6. In terms of academic qualification, you have attained the highest level and you are only 28! (Awesome!) What is next on your to do list in terms of professional development?
I am trying to get a job, I need to put the knowledge I have learned into practice and get experience while working on my long-term career plan. I think in terms of career development it depends on the type of job one gets. Because that plays a major role on the choices you make to improve yourself. For example, if I go into academics, then I will need to do more research and get more publications. If I go into the industry, then I need to do more management and leadership courses to be able to keep up with the job. I don’t really have any specific plan yet. Obviously once I get a job, I will do whatever will advance me in my job and long-term career.
7. What is your advice to young women who are afraid of being labelled “too educated” for the fear of not finding husbands, because there is still slight perception that a woman should be less smart than her husband?

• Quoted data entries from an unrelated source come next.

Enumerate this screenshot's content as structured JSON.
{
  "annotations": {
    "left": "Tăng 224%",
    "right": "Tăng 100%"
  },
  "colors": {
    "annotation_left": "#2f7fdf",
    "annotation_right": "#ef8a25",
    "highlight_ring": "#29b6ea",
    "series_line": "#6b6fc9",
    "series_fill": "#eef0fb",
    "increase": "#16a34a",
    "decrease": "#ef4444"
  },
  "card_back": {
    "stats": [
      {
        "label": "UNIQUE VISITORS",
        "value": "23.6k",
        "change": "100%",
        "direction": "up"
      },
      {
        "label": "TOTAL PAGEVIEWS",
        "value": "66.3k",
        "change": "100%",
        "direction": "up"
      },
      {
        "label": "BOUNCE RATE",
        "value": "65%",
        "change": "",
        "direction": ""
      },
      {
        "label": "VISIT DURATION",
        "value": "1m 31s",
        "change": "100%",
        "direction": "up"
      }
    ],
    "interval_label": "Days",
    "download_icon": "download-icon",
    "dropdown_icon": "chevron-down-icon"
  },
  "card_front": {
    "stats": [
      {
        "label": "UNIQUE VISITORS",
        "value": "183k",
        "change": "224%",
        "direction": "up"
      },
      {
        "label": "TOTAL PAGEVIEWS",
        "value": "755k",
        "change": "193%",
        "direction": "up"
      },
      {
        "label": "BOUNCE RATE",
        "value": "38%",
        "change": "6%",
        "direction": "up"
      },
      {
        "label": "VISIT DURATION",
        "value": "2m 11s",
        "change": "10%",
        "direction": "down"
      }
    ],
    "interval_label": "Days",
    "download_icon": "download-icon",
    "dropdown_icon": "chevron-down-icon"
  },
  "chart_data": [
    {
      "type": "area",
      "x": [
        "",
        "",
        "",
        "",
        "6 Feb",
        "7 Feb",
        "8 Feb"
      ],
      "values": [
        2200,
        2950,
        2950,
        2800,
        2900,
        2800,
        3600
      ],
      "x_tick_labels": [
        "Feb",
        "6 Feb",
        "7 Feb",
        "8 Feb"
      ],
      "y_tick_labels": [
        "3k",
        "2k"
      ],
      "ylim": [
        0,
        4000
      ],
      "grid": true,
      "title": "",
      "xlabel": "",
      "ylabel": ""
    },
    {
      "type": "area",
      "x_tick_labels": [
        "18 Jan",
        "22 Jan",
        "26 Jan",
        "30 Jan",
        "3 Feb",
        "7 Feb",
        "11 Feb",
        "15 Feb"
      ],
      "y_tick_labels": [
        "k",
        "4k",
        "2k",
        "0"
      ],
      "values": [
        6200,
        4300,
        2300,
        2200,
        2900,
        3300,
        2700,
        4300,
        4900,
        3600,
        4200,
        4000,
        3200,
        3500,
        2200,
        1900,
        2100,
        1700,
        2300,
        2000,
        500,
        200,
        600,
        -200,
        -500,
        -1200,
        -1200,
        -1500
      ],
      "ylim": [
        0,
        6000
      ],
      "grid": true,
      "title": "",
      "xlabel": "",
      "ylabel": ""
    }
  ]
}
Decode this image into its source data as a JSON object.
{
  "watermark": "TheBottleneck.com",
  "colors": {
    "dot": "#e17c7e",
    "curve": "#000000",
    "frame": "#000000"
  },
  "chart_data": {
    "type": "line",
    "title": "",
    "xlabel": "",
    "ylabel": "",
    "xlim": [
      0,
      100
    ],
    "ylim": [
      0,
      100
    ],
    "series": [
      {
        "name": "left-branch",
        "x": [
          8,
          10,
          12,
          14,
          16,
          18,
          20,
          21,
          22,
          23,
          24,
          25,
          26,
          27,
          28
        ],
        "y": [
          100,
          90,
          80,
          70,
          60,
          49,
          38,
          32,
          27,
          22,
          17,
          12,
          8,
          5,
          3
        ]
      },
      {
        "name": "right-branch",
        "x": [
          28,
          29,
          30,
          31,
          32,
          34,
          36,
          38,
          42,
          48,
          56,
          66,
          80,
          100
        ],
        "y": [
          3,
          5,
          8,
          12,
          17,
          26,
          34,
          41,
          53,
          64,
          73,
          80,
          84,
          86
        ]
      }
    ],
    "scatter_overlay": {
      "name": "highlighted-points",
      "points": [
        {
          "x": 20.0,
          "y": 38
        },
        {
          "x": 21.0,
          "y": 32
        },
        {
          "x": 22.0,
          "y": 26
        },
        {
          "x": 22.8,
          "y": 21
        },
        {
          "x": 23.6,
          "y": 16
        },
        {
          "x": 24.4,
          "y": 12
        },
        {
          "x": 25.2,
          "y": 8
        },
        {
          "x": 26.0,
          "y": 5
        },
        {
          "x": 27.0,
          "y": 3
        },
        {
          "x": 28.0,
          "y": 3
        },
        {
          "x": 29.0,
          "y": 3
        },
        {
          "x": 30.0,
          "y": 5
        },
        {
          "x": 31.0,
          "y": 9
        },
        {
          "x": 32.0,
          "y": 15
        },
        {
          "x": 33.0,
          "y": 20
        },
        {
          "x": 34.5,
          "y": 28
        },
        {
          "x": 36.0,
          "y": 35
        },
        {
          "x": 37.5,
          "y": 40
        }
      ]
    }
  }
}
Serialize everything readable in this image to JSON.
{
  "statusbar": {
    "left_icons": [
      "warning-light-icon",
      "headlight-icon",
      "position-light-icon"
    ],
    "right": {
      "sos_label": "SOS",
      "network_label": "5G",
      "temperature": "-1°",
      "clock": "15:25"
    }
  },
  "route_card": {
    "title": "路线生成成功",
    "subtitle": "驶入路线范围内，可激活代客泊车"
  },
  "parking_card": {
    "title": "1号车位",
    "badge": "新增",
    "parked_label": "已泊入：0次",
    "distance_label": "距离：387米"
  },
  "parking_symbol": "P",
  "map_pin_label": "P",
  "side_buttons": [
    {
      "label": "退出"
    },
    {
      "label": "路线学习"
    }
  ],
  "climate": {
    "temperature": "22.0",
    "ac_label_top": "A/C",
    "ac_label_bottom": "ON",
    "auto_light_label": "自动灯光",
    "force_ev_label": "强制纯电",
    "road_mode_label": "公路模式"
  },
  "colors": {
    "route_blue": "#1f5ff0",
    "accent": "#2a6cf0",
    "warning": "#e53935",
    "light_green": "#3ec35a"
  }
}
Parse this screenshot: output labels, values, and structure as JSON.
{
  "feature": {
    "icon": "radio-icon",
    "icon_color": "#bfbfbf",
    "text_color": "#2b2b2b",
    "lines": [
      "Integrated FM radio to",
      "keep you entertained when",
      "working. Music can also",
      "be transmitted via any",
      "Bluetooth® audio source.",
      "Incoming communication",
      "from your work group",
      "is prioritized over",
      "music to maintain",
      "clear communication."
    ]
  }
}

I remember end of 2013 I was chatting to a lady who told me I will not get a husband if I do a PhD. She advised me to first find a husband before enrolling for my PhD studies. Of course I am still not married so I don’t know what will happen in that line..hahaha. But I think any man who is scared of an educated woman should not be considered for marriage. Education should not determine your marital status. There is no guarantee that if you don’t study you will get married. Imagine now you don’t study and you end up not getting a husband, you will then be saying things like ohhh I wish I had gone to school. I don’t think it is right to teach young girls that kind of perception. Let them study and become independent. Education should not be the reason why someone cannot marry you, else they should not even be considered for a husband in the first place. We need to focus more on changing the mind-set of young men, why should they be intimidated rather than inspired? If they accept educated women more, then young girls will never have the fear of going to school because they are afraid of being alone.